Norman Rockwell’s America was not all white. As early as 1936, Rockwell was portraying people of color with empathy and a dignity often denied them at the time. And he created these portraits from live models.
Hidden in Plain Sight: The Other People in Norman Rockwell’s America unfolds, for the first time, the stories of the Asian, African, and Native Americans who modeled for Norman Rockwell. These people of color, though often hidden in plain sight, are present throughout Rockwell’s more than 4000 illustrations. People like the John Lane family, Navajos poignantly depicted in the virtually unknown Norman Rockwell painting, “Glen Canyon Dam.” People like Isaac Crawford, a ten-year old African-American Boy Scout who helped Norman Rockwell finally integrate the Boy Scout calendar.

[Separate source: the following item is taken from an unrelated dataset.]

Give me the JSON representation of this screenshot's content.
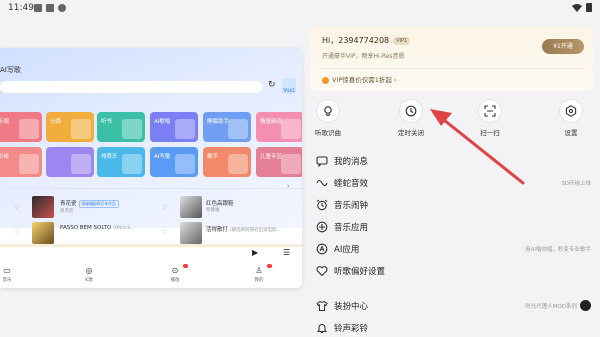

In this engrossing and often humorous narrative, Jane Allen Petrick explores what motivated Norman Rockwell to slip people of color “into the picture” in the first place. And in so doing, she persuasively documents the famous illustrator’s deep commitment to and pointed portrayals of ethnic tolerance, portrayals that up to now have been, as Norman Rockwell biographer Laura Claridge so clearly put it, “bizarrely neglected”.

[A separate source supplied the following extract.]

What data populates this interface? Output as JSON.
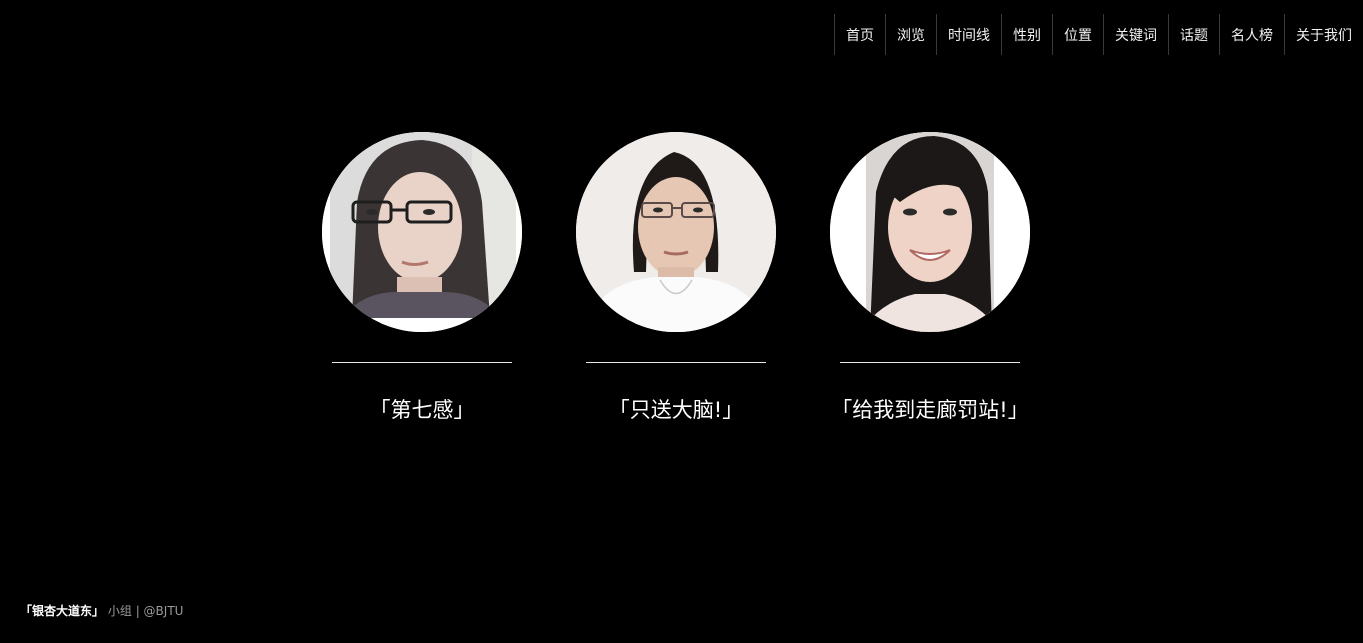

Hidden in Plain Sight: The Other People in Norman Rockwell’s America is an eye opener for everyone who loves Norman Rockwell, everyone who hates Norman Rockwell and for all those people in between who never thought much about Norman Rockwell because they believed Norman Rockwell never thought much about them. This book will expand the way you think about Norman Rockwell. And it will deepen the way you think about Norman Rockwell’s America.

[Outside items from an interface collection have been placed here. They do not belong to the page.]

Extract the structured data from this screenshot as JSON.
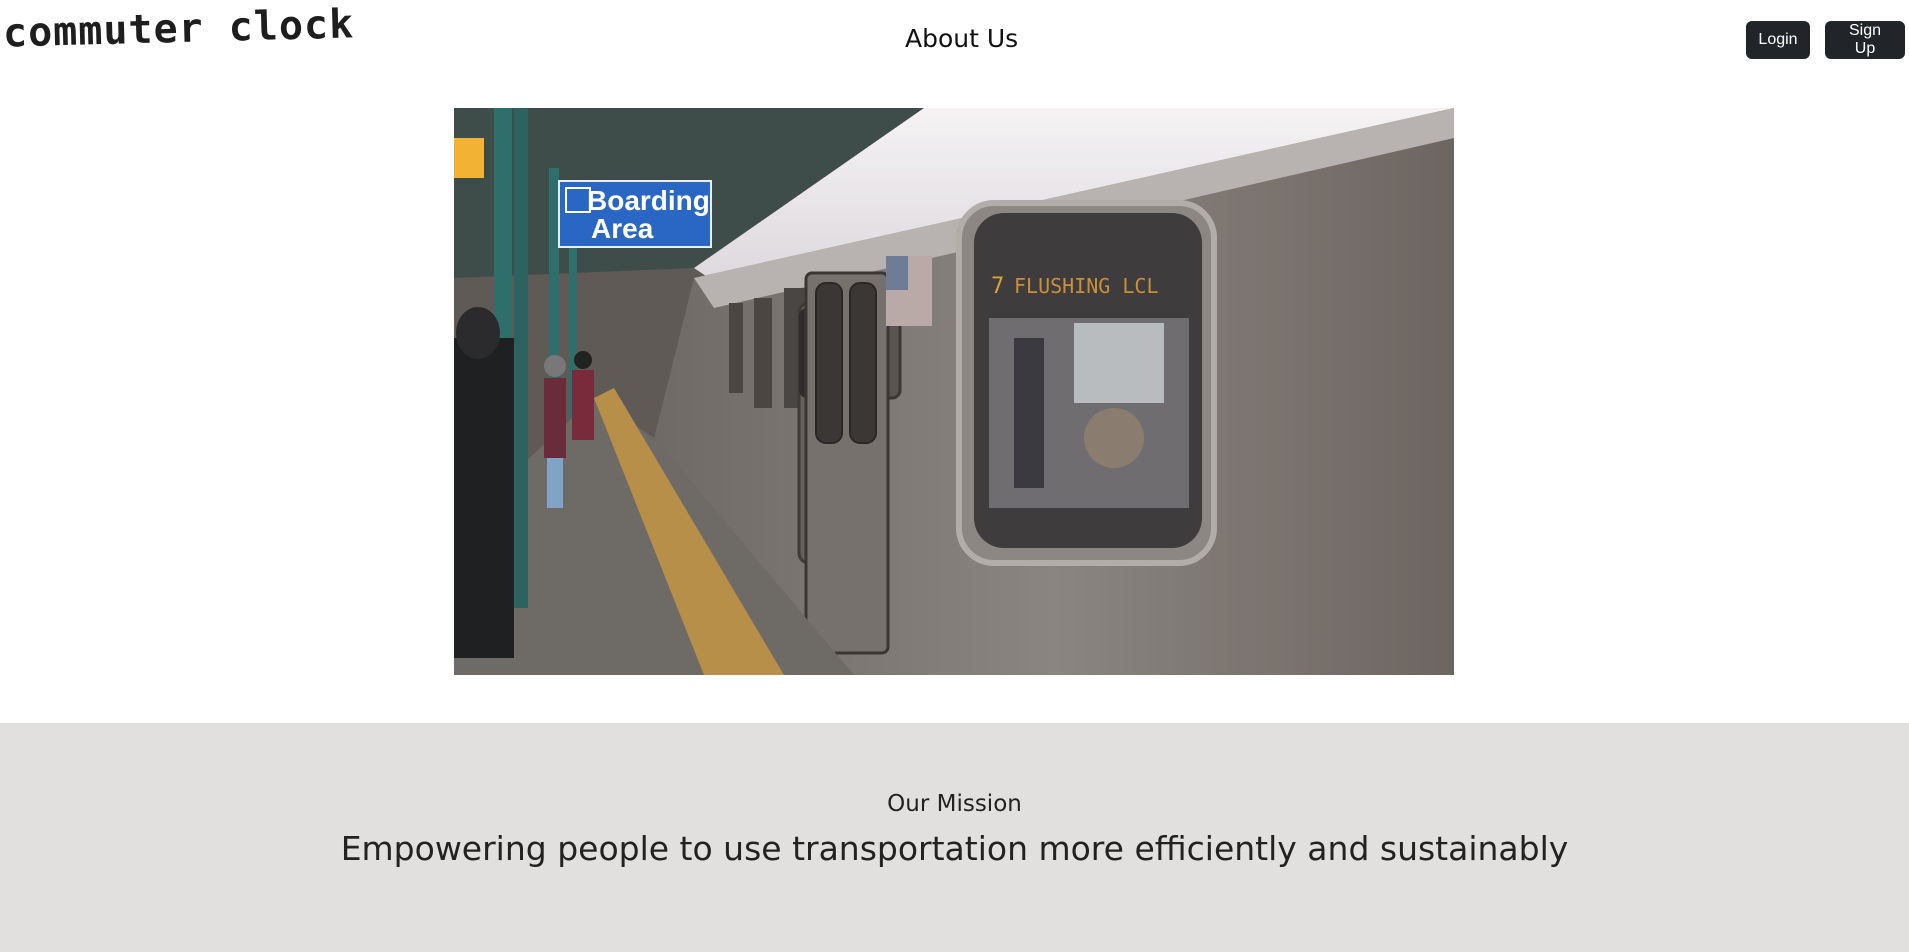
{
  "header": {
    "logo": "commuter clock",
    "nav": {
      "about": "About Us"
    },
    "buttons": {
      "login": "Login",
      "signup": "Sign Up"
    }
  },
  "hero": {
    "sign_line1": "Boarding",
    "sign_line2": "Area",
    "destination_sign": "FLUSHING LCL",
    "route_number": "7"
  },
  "mission": {
    "label": "Our Mission",
    "statement": "Empowering people to use transportation more efficiently and sustainably"
  },
  "colors": {
    "button_bg": "#212529",
    "mission_bg": "#e1e0de",
    "sign_blue": "#2a66c4"
  }
}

Whether you love the work of Norman Rockwell, hate it or just haven’t given it that much thought, after all it pervades most of American life in one way or another, this book is well worth your time to read to gain a new perspective on his work, or allow you to look at it with fresh eyes.
In this short 125 page book, the Author illustrates how the Artist used his talents to give a voice to his feelings about the happenings of the time. Through thoroughly engaging and captivating stories the Author lets the reader into the mind of Mr. Rockwell and experience his feelings about those in society who are ‘hidden in plain sight’. This book features a section of those people, those of colour, who he used as models for his work which in turn served to give his illustrations a depth and also a social awareness that many have failed to notice. In compiling this book the Author provides the reader with a greater understanding of America, as seen through the brush strokes of an artist who snubbed his nose at convention and included people in his artwork that were largely overlooked by society as a whole. My only issue about this book was that there were not more illustrations to support the stories contained within its pages; I suspect this may be more due to copyright issues than intentional omission
I highly recommend it for readers of any age that are interested in the arts or art history and lovers of Norman Rockwell’s work. Reading this certainly gave me a new appreciation for the work of Norman Rockwell.